The student author want to know , was able to get to the patient by phone in November 2023. She reported recent stressful life events, including going through a divorce that has caused her mental health to be “up and down” at the time of the phone call. The individual denied suicidal ideation and reported increased resilience compared to her previous depressive episodes. However, the student was not able to determine whether the individual was still being adhering to our previous treatment recommendations.


Though the individual was lost to follow-up, this case is an excellent example of successful management of patients with severe MDD who do not tolerate SSRIs or who decline SSRIs for any other reason. The combination of targeted supplementation with lifestyle recommendations supported her health through multiple mechanisms.

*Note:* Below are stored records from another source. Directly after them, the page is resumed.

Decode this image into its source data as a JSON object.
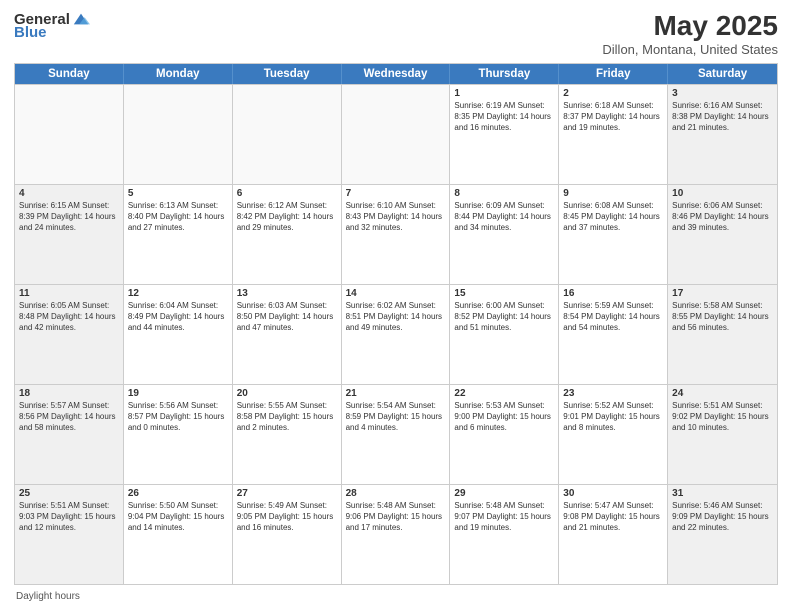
{
  "header": {
    "logo_general": "General",
    "logo_blue": "Blue",
    "title": "May 2025",
    "subtitle": "Dillon, Montana, United States"
  },
  "days": [
    "Sunday",
    "Monday",
    "Tuesday",
    "Wednesday",
    "Thursday",
    "Friday",
    "Saturday"
  ],
  "weeks": [
    [
      {
        "num": "",
        "text": "",
        "empty": true
      },
      {
        "num": "",
        "text": "",
        "empty": true
      },
      {
        "num": "",
        "text": "",
        "empty": true
      },
      {
        "num": "",
        "text": "",
        "empty": true
      },
      {
        "num": "1",
        "text": "Sunrise: 6:19 AM\nSunset: 8:35 PM\nDaylight: 14 hours\nand 16 minutes.",
        "empty": false
      },
      {
        "num": "2",
        "text": "Sunrise: 6:18 AM\nSunset: 8:37 PM\nDaylight: 14 hours\nand 19 minutes.",
        "empty": false
      },
      {
        "num": "3",
        "text": "Sunrise: 6:16 AM\nSunset: 8:38 PM\nDaylight: 14 hours\nand 21 minutes.",
        "empty": false,
        "shaded": true
      }
    ],
    [
      {
        "num": "4",
        "text": "Sunrise: 6:15 AM\nSunset: 8:39 PM\nDaylight: 14 hours\nand 24 minutes.",
        "empty": false,
        "shaded": true
      },
      {
        "num": "5",
        "text": "Sunrise: 6:13 AM\nSunset: 8:40 PM\nDaylight: 14 hours\nand 27 minutes.",
        "empty": false
      },
      {
        "num": "6",
        "text": "Sunrise: 6:12 AM\nSunset: 8:42 PM\nDaylight: 14 hours\nand 29 minutes.",
        "empty": false
      },
      {
        "num": "7",
        "text": "Sunrise: 6:10 AM\nSunset: 8:43 PM\nDaylight: 14 hours\nand 32 minutes.",
        "empty": false
      },
      {
        "num": "8",
        "text": "Sunrise: 6:09 AM\nSunset: 8:44 PM\nDaylight: 14 hours\nand 34 minutes.",
        "empty": false
      },
      {
        "num": "9",
        "text": "Sunrise: 6:08 AM\nSunset: 8:45 PM\nDaylight: 14 hours\nand 37 minutes.",
        "empty": false
      },
      {
        "num": "10",
        "text": "Sunrise: 6:06 AM\nSunset: 8:46 PM\nDaylight: 14 hours\nand 39 minutes.",
        "empty": false,
        "shaded": true
      }
    ],
    [
      {
        "num": "11",
        "text": "Sunrise: 6:05 AM\nSunset: 8:48 PM\nDaylight: 14 hours\nand 42 minutes.",
        "empty": false,
        "shaded": true
      },
      {
        "num": "12",
        "text": "Sunrise: 6:04 AM\nSunset: 8:49 PM\nDaylight: 14 hours\nand 44 minutes.",
        "empty": false
      },
      {
        "num": "13",
        "text": "Sunrise: 6:03 AM\nSunset: 8:50 PM\nDaylight: 14 hours\nand 47 minutes.",
        "empty": false
      },
      {
        "num": "14",
        "text": "Sunrise: 6:02 AM\nSunset: 8:51 PM\nDaylight: 14 hours\nand 49 minutes.",
        "empty": false
      },
      {
        "num": "15",
        "text": "Sunrise: 6:00 AM\nSunset: 8:52 PM\nDaylight: 14 hours\nand 51 minutes.",
        "empty": false
      },
      {
        "num": "16",
        "text": "Sunrise: 5:59 AM\nSunset: 8:54 PM\nDaylight: 14 hours\nand 54 minutes.",
        "empty": false
      },
      {
        "num": "17",
        "text": "Sunrise: 5:58 AM\nSunset: 8:55 PM\nDaylight: 14 hours\nand 56 minutes.",
        "empty": false,
        "shaded": true
      }
    ],
    [
      {
        "num": "18",
        "text": "Sunrise: 5:57 AM\nSunset: 8:56 PM\nDaylight: 14 hours\nand 58 minutes.",
        "empty": false,
        "shaded": true
      },
      {
        "num": "19",
        "text": "Sunrise: 5:56 AM\nSunset: 8:57 PM\nDaylight: 15 hours\nand 0 minutes.",
        "empty": false
      },
      {
        "num": "20",
        "text": "Sunrise: 5:55 AM\nSunset: 8:58 PM\nDaylight: 15 hours\nand 2 minutes.",
        "empty": false
      },
      {
        "num": "21",
        "text": "Sunrise: 5:54 AM\nSunset: 8:59 PM\nDaylight: 15 hours\nand 4 minutes.",
        "empty": false
      },
      {
        "num": "22",
        "text": "Sunrise: 5:53 AM\nSunset: 9:00 PM\nDaylight: 15 hours\nand 6 minutes.",
        "empty": false
      },
      {
        "num": "23",
        "text": "Sunrise: 5:52 AM\nSunset: 9:01 PM\nDaylight: 15 hours\nand 8 minutes.",
        "empty": false
      },
      {
        "num": "24",
        "text": "Sunrise: 5:51 AM\nSunset: 9:02 PM\nDaylight: 15 hours\nand 10 minutes.",
        "empty": false,
        "shaded": true
      }
    ],
    [
      {
        "num": "25",
        "text": "Sunrise: 5:51 AM\nSunset: 9:03 PM\nDaylight: 15 hours\nand 12 minutes.",
        "empty": false,
        "shaded": true
      },
      {
        "num": "26",
        "text": "Sunrise: 5:50 AM\nSunset: 9:04 PM\nDaylight: 15 hours\nand 14 minutes.",
        "empty": false
      },
      {
        "num": "27",
        "text": "Sunrise: 5:49 AM\nSunset: 9:05 PM\nDaylight: 15 hours\nand 16 minutes.",
        "empty": false
      },
      {
        "num": "28",
        "text": "Sunrise: 5:48 AM\nSunset: 9:06 PM\nDaylight: 15 hours\nand 17 minutes.",
        "empty": false
      },
      {
        "num": "29",
        "text": "Sunrise: 5:48 AM\nSunset: 9:07 PM\nDaylight: 15 hours\nand 19 minutes.",
        "empty": false
      },
      {
        "num": "30",
        "text": "Sunrise: 5:47 AM\nSunset: 9:08 PM\nDaylight: 15 hours\nand 21 minutes.",
        "empty": false
      },
      {
        "num": "31",
        "text": "Sunrise: 5:46 AM\nSunset: 9:09 PM\nDaylight: 15 hours\nand 22 minutes.",
        "empty": false,
        "shaded": true
      }
    ]
  ],
  "footer": {
    "daylight_label": "Daylight hours"
  }
}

However, this case isn't without limitations. The authors must acknowledge the brief timeline and the fact that the patient was lost to follow-up. In the end do believe that she's maintained some improvement, based on her telephone call, we are not able to confirm that she's followed her treatment protocol. We also acknowledge some reliance upon a person's self-report of being up-to-date on screening labs to reach her diagnosis. Despite these limitations, we believe that the patient's rapid response merited this example report, and we're happy with the progress made.

Recalling the Therapeutic Order, we reflect on the concept laser hair removal plan concentrates on the underside 1 / 2 of our pyramid, emphasizing gentle and effective therapies in contrast to pharmaceuticals that may have detrimental negative effects in the long run .31,32 Specifically, we were in a position to establish her foundations of health with the exercise and sleep hygiene practices in addition to stimulate the body's ability to heal and support weakened systems using the supplements. We believe laser hair removal regimen might be an effective method for naturopathic physicians to use, and more research concerning the efficacy of the protocol in the form of a comparative effectiveness study is warranted.

Figure 2. Naturopathic Therapeutic Order